**RECORDS SUPPLIED**
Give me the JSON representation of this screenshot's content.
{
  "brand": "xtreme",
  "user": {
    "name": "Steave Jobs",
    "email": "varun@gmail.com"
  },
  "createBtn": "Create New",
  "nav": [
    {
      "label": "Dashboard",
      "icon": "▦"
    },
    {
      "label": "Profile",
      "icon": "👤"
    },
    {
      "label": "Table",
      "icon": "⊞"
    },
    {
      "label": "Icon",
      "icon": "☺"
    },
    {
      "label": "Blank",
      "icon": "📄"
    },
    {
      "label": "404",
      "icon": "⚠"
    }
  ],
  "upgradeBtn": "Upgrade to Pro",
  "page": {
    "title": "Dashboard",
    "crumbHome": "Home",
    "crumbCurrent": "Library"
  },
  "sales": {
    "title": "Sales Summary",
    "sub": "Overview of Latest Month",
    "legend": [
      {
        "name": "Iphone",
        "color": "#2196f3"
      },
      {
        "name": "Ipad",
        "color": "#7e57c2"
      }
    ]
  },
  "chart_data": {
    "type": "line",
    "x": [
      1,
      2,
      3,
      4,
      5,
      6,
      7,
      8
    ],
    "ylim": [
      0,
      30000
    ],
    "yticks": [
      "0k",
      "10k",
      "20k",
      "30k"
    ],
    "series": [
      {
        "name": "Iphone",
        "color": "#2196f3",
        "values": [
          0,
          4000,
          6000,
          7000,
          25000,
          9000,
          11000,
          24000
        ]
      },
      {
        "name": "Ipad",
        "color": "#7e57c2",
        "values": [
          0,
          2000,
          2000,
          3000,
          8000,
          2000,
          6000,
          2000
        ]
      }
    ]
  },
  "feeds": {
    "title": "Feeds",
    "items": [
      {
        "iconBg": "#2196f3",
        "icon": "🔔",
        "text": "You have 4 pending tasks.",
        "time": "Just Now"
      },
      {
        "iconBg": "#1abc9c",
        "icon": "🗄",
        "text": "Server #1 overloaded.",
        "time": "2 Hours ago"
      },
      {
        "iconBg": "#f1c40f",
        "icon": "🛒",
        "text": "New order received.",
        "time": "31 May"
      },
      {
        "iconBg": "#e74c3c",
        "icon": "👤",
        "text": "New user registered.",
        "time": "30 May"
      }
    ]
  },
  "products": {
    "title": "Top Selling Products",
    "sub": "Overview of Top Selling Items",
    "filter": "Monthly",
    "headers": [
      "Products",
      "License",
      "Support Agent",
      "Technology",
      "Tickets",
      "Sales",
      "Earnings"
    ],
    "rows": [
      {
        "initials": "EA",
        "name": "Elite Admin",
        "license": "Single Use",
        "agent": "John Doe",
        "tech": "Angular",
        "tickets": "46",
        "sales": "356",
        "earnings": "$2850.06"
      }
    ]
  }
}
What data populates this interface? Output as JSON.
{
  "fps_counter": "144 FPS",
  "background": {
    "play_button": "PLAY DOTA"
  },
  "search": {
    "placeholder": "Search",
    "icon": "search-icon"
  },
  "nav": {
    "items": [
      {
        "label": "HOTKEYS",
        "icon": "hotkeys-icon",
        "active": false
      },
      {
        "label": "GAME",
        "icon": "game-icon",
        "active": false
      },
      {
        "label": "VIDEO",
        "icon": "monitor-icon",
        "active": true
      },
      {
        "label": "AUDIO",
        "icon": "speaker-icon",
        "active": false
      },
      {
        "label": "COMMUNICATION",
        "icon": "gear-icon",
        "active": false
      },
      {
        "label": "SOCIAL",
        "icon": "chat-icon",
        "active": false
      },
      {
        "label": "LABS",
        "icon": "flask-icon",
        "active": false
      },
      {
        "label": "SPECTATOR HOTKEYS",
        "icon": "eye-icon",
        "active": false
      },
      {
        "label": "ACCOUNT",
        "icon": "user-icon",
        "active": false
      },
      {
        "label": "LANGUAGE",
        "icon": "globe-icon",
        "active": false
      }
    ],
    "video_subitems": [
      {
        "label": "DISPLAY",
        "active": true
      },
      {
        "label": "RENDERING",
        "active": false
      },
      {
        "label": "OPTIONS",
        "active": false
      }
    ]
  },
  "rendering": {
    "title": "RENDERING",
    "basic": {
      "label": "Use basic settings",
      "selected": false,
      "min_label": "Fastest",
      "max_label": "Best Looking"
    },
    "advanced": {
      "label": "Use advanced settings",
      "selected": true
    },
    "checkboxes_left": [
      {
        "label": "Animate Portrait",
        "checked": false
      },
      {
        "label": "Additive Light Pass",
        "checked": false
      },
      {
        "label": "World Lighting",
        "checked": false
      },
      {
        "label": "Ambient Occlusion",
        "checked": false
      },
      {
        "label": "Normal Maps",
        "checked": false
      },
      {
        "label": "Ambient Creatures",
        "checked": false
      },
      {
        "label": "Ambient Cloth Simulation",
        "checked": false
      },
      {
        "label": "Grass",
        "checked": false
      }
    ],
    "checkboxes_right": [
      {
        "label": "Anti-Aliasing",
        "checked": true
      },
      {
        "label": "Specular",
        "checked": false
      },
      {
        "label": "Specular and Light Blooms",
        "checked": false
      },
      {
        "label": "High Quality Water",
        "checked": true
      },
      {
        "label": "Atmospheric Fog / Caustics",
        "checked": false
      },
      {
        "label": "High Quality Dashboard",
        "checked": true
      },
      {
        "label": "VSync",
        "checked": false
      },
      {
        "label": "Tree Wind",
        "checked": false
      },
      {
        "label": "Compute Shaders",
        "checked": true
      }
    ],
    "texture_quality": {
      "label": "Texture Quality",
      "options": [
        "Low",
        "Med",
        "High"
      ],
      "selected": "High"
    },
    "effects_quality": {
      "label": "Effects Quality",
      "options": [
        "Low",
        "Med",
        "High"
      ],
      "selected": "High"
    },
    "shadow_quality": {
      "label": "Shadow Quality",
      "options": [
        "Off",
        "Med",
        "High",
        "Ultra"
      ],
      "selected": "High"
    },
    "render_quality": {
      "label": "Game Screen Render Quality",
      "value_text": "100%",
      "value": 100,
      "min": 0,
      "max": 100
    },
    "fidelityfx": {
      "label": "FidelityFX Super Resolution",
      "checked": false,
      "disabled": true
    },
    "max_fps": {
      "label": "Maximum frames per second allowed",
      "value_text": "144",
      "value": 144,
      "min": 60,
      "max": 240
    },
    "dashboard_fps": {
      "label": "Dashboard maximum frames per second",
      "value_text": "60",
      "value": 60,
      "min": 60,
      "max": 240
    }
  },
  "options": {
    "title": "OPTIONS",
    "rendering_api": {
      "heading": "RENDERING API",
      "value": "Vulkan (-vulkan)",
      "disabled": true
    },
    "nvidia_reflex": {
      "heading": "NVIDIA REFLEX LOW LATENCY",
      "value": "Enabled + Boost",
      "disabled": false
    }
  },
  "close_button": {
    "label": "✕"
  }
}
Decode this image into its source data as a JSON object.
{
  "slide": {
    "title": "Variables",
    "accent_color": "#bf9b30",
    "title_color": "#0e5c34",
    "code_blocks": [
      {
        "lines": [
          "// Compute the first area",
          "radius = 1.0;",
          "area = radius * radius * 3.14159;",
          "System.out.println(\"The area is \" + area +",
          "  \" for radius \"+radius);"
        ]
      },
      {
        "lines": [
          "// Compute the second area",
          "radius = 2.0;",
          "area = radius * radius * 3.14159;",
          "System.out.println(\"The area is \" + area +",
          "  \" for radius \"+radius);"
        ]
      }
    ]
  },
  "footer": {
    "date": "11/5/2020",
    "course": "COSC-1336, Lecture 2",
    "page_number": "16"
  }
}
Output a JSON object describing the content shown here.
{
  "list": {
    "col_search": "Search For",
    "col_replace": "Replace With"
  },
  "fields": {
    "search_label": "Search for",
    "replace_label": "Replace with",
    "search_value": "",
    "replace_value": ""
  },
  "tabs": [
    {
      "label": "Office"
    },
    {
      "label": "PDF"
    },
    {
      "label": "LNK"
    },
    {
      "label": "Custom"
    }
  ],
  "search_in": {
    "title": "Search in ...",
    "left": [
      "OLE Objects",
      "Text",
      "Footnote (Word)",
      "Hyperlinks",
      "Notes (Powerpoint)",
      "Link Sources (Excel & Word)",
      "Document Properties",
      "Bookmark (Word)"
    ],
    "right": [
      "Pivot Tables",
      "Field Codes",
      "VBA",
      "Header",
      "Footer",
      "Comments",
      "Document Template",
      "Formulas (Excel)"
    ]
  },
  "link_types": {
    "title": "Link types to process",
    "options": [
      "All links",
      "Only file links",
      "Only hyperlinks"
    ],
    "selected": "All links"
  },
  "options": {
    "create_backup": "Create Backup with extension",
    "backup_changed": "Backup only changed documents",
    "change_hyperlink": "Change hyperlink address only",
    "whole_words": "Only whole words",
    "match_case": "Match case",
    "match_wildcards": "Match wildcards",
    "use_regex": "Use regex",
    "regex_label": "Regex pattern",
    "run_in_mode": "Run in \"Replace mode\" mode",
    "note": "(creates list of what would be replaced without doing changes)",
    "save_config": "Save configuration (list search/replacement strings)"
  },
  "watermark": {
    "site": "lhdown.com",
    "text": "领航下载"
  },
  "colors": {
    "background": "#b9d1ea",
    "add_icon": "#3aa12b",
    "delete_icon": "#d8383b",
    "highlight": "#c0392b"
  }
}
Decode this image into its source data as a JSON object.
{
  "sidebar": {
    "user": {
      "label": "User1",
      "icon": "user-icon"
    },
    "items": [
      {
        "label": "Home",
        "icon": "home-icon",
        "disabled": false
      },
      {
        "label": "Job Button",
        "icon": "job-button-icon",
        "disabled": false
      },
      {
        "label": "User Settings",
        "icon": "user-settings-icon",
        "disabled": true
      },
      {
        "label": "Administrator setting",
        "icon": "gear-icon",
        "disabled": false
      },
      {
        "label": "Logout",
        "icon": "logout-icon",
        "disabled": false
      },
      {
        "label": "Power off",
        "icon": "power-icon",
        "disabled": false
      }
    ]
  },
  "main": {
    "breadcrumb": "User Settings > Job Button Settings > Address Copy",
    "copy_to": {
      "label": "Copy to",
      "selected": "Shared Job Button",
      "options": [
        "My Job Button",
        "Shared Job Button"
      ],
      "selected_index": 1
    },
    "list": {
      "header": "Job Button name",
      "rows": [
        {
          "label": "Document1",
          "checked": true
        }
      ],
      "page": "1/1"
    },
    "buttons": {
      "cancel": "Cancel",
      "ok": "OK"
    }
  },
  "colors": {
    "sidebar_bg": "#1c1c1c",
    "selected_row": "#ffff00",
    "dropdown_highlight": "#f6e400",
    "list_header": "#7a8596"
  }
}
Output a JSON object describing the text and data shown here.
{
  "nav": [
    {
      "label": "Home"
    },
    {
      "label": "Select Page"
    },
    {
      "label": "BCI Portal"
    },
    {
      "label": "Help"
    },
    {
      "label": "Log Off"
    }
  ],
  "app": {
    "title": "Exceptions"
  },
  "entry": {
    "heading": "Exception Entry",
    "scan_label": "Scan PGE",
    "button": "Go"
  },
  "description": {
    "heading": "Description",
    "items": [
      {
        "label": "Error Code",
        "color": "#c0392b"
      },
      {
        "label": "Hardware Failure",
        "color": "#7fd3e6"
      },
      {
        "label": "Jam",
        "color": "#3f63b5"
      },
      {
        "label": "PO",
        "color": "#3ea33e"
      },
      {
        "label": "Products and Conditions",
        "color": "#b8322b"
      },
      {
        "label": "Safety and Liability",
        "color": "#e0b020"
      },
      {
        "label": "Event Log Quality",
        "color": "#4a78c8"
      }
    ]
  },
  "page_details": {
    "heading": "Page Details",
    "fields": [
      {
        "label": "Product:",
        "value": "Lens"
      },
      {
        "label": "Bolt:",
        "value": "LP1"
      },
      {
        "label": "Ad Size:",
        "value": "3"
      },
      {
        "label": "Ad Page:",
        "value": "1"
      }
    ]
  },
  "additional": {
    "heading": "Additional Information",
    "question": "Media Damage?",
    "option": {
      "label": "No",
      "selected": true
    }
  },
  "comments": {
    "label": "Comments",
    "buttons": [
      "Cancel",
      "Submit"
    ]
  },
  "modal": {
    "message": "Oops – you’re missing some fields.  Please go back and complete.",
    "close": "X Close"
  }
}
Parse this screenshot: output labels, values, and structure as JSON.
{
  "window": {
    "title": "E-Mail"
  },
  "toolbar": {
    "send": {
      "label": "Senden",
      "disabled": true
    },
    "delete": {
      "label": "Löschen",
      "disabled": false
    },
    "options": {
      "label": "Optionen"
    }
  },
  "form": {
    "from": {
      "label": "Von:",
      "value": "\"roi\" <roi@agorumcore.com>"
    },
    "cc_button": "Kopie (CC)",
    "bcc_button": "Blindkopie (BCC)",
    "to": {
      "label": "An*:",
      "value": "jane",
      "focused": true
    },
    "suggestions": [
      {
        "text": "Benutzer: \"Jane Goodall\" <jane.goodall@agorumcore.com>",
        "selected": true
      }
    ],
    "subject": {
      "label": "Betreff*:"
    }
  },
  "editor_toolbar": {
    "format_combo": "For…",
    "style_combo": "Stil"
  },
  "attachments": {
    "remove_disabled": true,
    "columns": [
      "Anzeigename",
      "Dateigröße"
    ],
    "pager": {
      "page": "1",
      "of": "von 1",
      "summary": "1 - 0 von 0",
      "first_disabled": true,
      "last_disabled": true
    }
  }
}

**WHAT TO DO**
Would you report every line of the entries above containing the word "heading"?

**REPLY**
      "heading": "RENDERING API",
      "heading": "NVIDIA REFLEX LOW LATENCY",
    "heading": "Exception Entry",
    "heading": "Description",
    "heading": "Page Details",
    "heading": "Additional Information",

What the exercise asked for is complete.